Task statement: Reproduce the entries exactly.

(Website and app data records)
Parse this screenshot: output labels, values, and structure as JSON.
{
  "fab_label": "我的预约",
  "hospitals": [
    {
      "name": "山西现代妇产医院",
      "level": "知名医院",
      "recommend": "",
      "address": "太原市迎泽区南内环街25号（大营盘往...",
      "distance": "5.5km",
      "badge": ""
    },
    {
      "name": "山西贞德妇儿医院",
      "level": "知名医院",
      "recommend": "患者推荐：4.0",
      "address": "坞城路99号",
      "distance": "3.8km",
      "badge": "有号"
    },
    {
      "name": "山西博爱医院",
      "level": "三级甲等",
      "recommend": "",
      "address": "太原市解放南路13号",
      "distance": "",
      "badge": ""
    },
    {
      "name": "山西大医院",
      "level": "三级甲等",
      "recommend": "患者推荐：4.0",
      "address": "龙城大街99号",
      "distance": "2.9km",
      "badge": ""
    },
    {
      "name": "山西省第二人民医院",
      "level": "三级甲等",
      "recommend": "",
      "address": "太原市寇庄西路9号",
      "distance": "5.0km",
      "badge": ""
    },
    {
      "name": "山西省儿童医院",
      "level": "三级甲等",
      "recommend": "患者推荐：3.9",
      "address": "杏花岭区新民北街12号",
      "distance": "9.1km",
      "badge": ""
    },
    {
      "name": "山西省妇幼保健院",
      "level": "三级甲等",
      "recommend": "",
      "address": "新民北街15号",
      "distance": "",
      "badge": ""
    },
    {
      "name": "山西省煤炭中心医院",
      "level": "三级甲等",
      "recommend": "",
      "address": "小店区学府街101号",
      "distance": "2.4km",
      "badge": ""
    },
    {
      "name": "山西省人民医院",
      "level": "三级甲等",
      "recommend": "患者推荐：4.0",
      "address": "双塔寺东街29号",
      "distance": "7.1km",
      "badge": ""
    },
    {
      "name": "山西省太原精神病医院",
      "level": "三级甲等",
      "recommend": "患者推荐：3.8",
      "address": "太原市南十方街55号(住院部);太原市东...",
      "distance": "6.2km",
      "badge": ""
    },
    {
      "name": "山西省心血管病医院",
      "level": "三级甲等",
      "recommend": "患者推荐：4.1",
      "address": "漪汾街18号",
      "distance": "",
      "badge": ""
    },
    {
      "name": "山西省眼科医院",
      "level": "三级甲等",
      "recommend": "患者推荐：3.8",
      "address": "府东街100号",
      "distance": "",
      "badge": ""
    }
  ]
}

Exercise output:
Parse this screenshot: output labels, values, and structure as JSON.
{
  "fab_label": "我的预约",
  "hospitals": [
    {
      "name": "山西现代妇产医院",
      "level": "知名医院",
      "recommend": "",
      "address": "太原市迎泽区南内环街25号（大营盘往...",
      "distance": "5.5km",
      "badge": ""
    },
    {
      "name": "山西贞德妇儿医院",
      "level": "知名医院",
      "recommend": "患者推荐：4.0",
      "address": "坞城路99号",
      "distance": "3.8km",
      "badge": "有号"
    },
    {
      "name": "山西博爱医院",
      "level": "三级甲等",
      "recommend": "",
      "address": "太原市解放南路13号",
      "distance": "",
      "badge": ""
    },
    {
      "name": "山西大医院",
      "level": "三级甲等",
      "recommend": "患者推荐：4.0",
      "address": "龙城大街99号",
      "distance": "2.9km",
      "badge": ""
    },
    {
      "name": "山西省第二人民医院",
      "level": "三级甲等",
      "recommend": "",
      "address": "太原市寇庄西路9号",
      "distance": "5.0km",
      "badge": ""
    },
    {
      "name": "山西省儿童医院",
      "level": "三级甲等",
      "recommend": "患者推荐：3.9",
      "address": "杏花岭区新民北街12号",
      "distance": "9.1km",
      "badge": ""
    },
    {
      "name": "山西省妇幼保健院",
      "level": "三级甲等",
      "recommend": "",
      "address": "新民北街15号",
      "distance": "",
      "badge": ""
    },
    {
      "name": "山西省煤炭中心医院",
      "level": "三级甲等",
      "recommend": "",
      "address": "小店区学府街101号",
      "distance": "2.4km",
      "badge": ""
    },
    {
      "name": "山西省人民医院",
      "level": "三级甲等",
      "recommend": "患者推荐：4.0",
      "address": "双塔寺东街29号",
      "distance": "7.1km",
      "badge": ""
    },
    {
      "name": "山西省太原精神病医院",
      "level": "三级甲等",
      "recommend": "患者推荐：3.8",
      "address": "太原市南十方街55号(住院部);太原市东...",
      "distance": "6.2km",
      "badge": ""
    },
    {
      "name": "山西省心血管病医院",
      "level": "三级甲等",
      "recommend": "患者推荐：4.1",
      "address": "漪汾街18号",
      "distance": "",
      "badge": ""
    },
    {
      "name": "山西省眼科医院",
      "level": "三级甲等",
      "recommend": "患者推荐：3.8",
      "address": "府东街100号",
      "distance": "",
      "badge": ""
    }
  ]
}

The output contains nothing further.